GPN reached out to Granicus’ Michael Ashford to get some insight into the cloud in local government. Ashford is vice president of marketing and strategic partnerships at Denver-based Granicus. The firm offers cloud solutions to governments.
GPN: Are some local governments still reluctant to embrace the cloud?
Michael Ashford: We’re seeing far less resistance to implementing cloud-based technology at the local government level than we were just three or four years ago.
Local governments are seeing cloud technology’s ROI play out in real-time in terms of monetary savings – money that was being spent on obsolete needs and tools – and as a result, the reluctance is easing day-by-day.
GPN: What are some of the benefits for governments that put IT functions and tasks in the cloud?
MA: With cloud technology investments, IT staff, clerks and other municipal officials understand that they can invest in providing more services to their community while also realizing budget savings.
Many organizations realize that while they must make an initial investment up front, in short order, cloud-based technology makes overall operations more efficient – saving money. An effective cloud setup and installation allows organizations to remove some outdated, legacy processes.
GPN: What is important in the implementation process?
MA: The critical mistake many local governments make in implementing new technology – not just cloud-based technology – is adding new technology without a plan as to how it will solve a problem or improve a process. Too often, especially at the local government level, technology is implemented and then forced onto an internal process that, in many instances, was put in place before the Internet even existed. And so the technology and the process clash, and the benefits are never fully realized.
GPN: Do you have any advice for local government administrators as they consider cloud-based technology?
MA: Here are five questions local government officials should be asking when it comes to technology are:
· Does it rely on my existing process, or improve it?
· Will my workload increase, or decrease?
· Will I have to do extra work to get my stakeholders (internal staff and/or citizens) to use it?
· Does it solve a real problem, or create new ones?
· Are the benefits real, or made up?
GPN: Thank you, Michael Ashford.
Granicus has 20,000+ government users that leverage the firm’s cloud-based platform. The technology helps governments run their day-to-day government information tasks including webcasting public meetings, managing and delivering legislative information, collaborating with citizens, and more.

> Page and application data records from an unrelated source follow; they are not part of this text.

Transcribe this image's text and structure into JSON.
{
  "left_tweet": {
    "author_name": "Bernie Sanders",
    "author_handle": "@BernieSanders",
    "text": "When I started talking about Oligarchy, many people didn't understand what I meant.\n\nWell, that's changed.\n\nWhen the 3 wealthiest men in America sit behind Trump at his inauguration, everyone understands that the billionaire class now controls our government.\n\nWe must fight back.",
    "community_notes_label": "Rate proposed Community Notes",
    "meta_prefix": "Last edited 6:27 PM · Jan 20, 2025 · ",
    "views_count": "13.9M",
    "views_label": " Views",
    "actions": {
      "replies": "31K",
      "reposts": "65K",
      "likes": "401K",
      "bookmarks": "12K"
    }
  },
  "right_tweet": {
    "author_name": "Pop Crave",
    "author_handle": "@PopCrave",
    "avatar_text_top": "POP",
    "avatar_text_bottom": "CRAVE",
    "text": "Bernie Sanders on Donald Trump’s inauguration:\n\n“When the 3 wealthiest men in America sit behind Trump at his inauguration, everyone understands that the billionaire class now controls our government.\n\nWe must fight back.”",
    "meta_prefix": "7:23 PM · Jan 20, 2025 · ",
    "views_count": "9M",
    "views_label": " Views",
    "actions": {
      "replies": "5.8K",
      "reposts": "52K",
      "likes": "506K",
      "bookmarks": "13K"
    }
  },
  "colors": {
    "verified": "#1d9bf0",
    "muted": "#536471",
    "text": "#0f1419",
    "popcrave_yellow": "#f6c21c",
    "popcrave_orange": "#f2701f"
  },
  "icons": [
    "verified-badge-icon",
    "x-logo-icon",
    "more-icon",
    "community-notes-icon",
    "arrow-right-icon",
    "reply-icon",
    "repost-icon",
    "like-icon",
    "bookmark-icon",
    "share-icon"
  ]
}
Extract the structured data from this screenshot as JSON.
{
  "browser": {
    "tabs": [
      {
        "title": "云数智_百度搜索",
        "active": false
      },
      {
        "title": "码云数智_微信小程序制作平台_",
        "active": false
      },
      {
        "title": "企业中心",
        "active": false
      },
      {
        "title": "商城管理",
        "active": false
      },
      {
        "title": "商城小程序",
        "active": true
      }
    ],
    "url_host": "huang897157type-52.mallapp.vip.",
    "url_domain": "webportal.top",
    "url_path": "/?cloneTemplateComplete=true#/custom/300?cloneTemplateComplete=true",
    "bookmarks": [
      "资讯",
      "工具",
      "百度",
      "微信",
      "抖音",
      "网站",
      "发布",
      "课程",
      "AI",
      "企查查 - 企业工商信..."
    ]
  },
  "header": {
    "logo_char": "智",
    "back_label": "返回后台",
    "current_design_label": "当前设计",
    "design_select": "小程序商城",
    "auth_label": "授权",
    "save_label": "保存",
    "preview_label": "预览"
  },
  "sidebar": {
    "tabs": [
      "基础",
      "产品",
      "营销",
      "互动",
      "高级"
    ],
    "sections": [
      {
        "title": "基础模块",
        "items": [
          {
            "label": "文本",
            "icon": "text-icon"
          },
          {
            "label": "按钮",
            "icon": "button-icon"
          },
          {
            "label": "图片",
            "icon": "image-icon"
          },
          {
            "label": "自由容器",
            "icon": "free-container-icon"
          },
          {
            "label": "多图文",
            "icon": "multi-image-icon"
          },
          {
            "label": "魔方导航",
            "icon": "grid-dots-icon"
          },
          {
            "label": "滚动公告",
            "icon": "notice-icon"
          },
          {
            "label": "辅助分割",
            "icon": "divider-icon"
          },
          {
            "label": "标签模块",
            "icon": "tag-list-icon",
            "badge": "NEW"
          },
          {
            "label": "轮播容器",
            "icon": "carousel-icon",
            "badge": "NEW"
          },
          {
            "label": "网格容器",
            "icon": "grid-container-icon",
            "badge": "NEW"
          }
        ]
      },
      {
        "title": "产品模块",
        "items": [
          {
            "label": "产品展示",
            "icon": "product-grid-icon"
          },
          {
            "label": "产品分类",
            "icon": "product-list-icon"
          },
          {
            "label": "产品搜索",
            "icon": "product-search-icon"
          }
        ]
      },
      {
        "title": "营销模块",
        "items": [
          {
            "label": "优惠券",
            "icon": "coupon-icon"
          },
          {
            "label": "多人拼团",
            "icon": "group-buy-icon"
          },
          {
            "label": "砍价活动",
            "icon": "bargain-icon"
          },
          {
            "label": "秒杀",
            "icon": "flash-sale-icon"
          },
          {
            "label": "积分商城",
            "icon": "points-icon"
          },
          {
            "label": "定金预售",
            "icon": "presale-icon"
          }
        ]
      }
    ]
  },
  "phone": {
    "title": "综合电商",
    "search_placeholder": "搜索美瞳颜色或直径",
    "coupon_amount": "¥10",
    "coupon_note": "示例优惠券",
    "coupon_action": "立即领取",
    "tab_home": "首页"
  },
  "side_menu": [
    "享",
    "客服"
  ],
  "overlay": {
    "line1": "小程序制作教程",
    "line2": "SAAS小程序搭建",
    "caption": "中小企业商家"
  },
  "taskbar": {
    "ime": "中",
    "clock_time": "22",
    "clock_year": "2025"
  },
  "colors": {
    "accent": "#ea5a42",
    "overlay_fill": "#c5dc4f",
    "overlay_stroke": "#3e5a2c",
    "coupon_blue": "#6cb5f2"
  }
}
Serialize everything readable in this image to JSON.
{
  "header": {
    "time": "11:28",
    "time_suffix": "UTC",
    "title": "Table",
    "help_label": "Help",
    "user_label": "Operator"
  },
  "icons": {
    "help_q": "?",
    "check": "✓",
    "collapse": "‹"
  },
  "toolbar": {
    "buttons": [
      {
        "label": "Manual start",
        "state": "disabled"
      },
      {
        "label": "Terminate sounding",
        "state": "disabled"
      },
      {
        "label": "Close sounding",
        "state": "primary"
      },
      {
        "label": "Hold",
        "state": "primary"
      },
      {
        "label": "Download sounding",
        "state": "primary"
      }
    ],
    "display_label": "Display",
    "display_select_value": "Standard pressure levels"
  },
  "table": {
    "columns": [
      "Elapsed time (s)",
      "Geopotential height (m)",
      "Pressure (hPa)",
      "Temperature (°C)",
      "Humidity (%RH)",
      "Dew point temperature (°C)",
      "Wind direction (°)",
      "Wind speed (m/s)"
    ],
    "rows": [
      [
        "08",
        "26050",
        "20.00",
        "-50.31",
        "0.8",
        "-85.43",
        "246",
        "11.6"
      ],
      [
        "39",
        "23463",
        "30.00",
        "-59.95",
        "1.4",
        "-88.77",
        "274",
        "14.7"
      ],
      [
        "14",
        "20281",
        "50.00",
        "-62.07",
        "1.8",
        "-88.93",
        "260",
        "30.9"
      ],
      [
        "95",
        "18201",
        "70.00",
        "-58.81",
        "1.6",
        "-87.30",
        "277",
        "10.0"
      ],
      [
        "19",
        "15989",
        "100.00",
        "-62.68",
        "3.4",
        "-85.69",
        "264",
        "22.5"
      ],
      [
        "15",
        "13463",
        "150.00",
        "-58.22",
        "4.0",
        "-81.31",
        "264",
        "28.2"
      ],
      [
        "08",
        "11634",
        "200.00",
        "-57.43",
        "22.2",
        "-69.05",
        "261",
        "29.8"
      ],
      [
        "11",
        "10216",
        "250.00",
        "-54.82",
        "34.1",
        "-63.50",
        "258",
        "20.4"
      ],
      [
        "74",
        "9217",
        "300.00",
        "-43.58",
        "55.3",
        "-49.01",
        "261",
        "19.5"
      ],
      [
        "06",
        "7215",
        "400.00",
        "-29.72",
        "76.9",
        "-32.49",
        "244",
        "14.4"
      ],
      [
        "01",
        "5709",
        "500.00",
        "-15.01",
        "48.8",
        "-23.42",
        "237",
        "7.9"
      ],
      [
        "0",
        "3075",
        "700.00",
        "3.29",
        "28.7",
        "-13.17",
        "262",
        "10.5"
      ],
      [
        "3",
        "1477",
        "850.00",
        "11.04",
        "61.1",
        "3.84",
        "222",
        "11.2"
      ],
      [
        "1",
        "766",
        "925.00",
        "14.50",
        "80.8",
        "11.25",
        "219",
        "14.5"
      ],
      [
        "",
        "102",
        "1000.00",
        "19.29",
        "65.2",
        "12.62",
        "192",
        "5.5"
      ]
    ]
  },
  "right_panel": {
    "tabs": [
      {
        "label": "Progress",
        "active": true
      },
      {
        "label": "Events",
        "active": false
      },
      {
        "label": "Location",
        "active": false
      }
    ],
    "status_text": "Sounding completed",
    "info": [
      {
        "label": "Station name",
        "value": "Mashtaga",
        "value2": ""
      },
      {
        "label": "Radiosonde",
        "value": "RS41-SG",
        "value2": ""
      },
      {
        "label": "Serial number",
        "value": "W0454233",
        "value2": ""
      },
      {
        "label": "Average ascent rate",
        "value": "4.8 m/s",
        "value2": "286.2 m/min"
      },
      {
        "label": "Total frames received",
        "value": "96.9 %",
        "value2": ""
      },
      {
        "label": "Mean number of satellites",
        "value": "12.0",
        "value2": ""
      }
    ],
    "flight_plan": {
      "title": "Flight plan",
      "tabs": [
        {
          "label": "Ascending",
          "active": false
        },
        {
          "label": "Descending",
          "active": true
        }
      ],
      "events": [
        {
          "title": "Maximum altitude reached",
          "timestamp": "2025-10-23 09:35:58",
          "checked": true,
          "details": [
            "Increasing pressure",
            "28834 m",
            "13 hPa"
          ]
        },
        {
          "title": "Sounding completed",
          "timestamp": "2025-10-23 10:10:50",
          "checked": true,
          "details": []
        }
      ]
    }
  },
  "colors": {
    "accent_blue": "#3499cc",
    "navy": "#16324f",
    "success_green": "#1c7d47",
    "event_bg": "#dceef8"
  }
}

Granicus manages a sizable legislative content network. The cloud-based system contains more than 5 million government media files and public records and maintaining a 99.98 percent uptime track record.
In the video, a Granicus executive outlines the benefits that governments can realize by going to the cloud.